Jane McGonigal is a "happiness hacker." Or at least that's how I'd summarize what she said. She does this by designing alternate reality games. Alternate realities do away with limitation in an effort to explore possible alternatives to current situations. (Slide to be here by Friday.)
Jane gives a "forecast from the future" of things she thinks will be important for technology and tech companies. Here are the things she mentions
- Quality of life is the primary metric for evaluating everyday technology
- Positive psychology is a principle influence for design
- The public expects tech companies to have a clear vision of a life worth living.
- To succeed, a brand or product must increase real happiness, the new capital.
She recommend some books:
- Stumbling on Happiness
- Science of happiness
- Authentic Happiness
She discusses realms of happiness:
- Pleasure - satisfying experiences
- Engagement - immersive responsive systems
- Meaning - a power role or actor
Various traditional games (which she discusses) play in different ways in these realms. But games are a weak signal of desire. It's all accidental at present. Can a game make improved quality of life a real priority.
She describes some games she's created: reshelving 1984 from fiction to non-fiction in all fifty states, assassinating people with acts of kindness, and tombstone poker.
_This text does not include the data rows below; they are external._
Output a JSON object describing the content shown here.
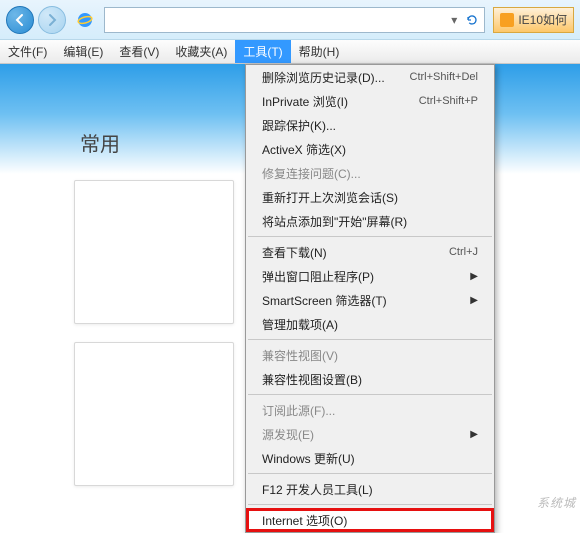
{
  "titlebar": {
    "tab_label": "IE10如何"
  },
  "menubar": {
    "items": [
      {
        "label": "文件(F)"
      },
      {
        "label": "编辑(E)"
      },
      {
        "label": "查看(V)"
      },
      {
        "label": "收藏夹(A)"
      },
      {
        "label": "工具(T)"
      },
      {
        "label": "帮助(H)"
      }
    ],
    "active_index": 4
  },
  "page": {
    "heading": "常用"
  },
  "dropdown": {
    "items": [
      {
        "label": "删除浏览历史记录(D)...",
        "shortcut": "Ctrl+Shift+Del",
        "type": "item"
      },
      {
        "label": "InPrivate 浏览(I)",
        "shortcut": "Ctrl+Shift+P",
        "type": "item"
      },
      {
        "label": "跟踪保护(K)...",
        "type": "item"
      },
      {
        "label": "ActiveX 筛选(X)",
        "type": "item"
      },
      {
        "label": "修复连接问题(C)...",
        "type": "item",
        "disabled": true
      },
      {
        "label": "重新打开上次浏览会话(S)",
        "type": "item"
      },
      {
        "label": "将站点添加到\"开始\"屏幕(R)",
        "type": "item"
      },
      {
        "type": "sep"
      },
      {
        "label": "查看下载(N)",
        "shortcut": "Ctrl+J",
        "type": "item"
      },
      {
        "label": "弹出窗口阻止程序(P)",
        "type": "submenu"
      },
      {
        "label": "SmartScreen 筛选器(T)",
        "type": "submenu"
      },
      {
        "label": "管理加载项(A)",
        "type": "item"
      },
      {
        "type": "sep"
      },
      {
        "label": "兼容性视图(V)",
        "type": "item",
        "disabled": true
      },
      {
        "label": "兼容性视图设置(B)",
        "type": "item"
      },
      {
        "type": "sep"
      },
      {
        "label": "订阅此源(F)...",
        "type": "item",
        "disabled": true
      },
      {
        "label": "源发现(E)",
        "type": "submenu",
        "disabled": true
      },
      {
        "label": "Windows 更新(U)",
        "type": "item"
      },
      {
        "type": "sep"
      },
      {
        "label": "F12 开发人员工具(L)",
        "type": "item"
      },
      {
        "type": "sep"
      },
      {
        "label": "Internet 选项(O)",
        "type": "item",
        "highlighted": true
      }
    ]
  },
  "watermark": "系统城"
}
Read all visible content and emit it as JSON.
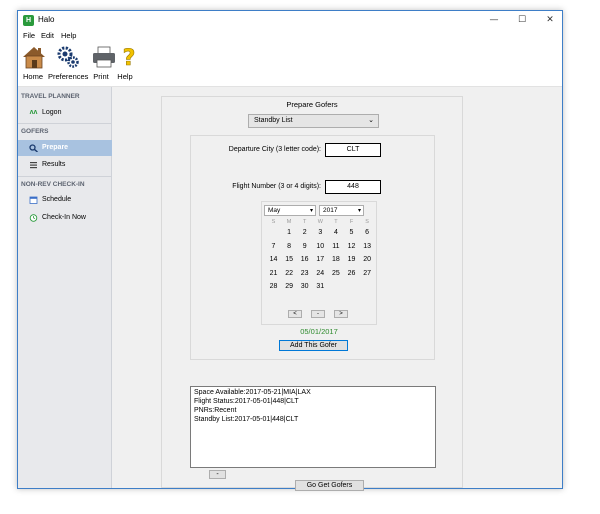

These games are all supergames. They are large scale in geography and number of people. They're superimposed on reality. They are superheroic--players always play themselves. They are supercomputing, engaging the collective thought of thousands of people. These are all important for putting the game in all three realms of happiness that Jane mentioned before.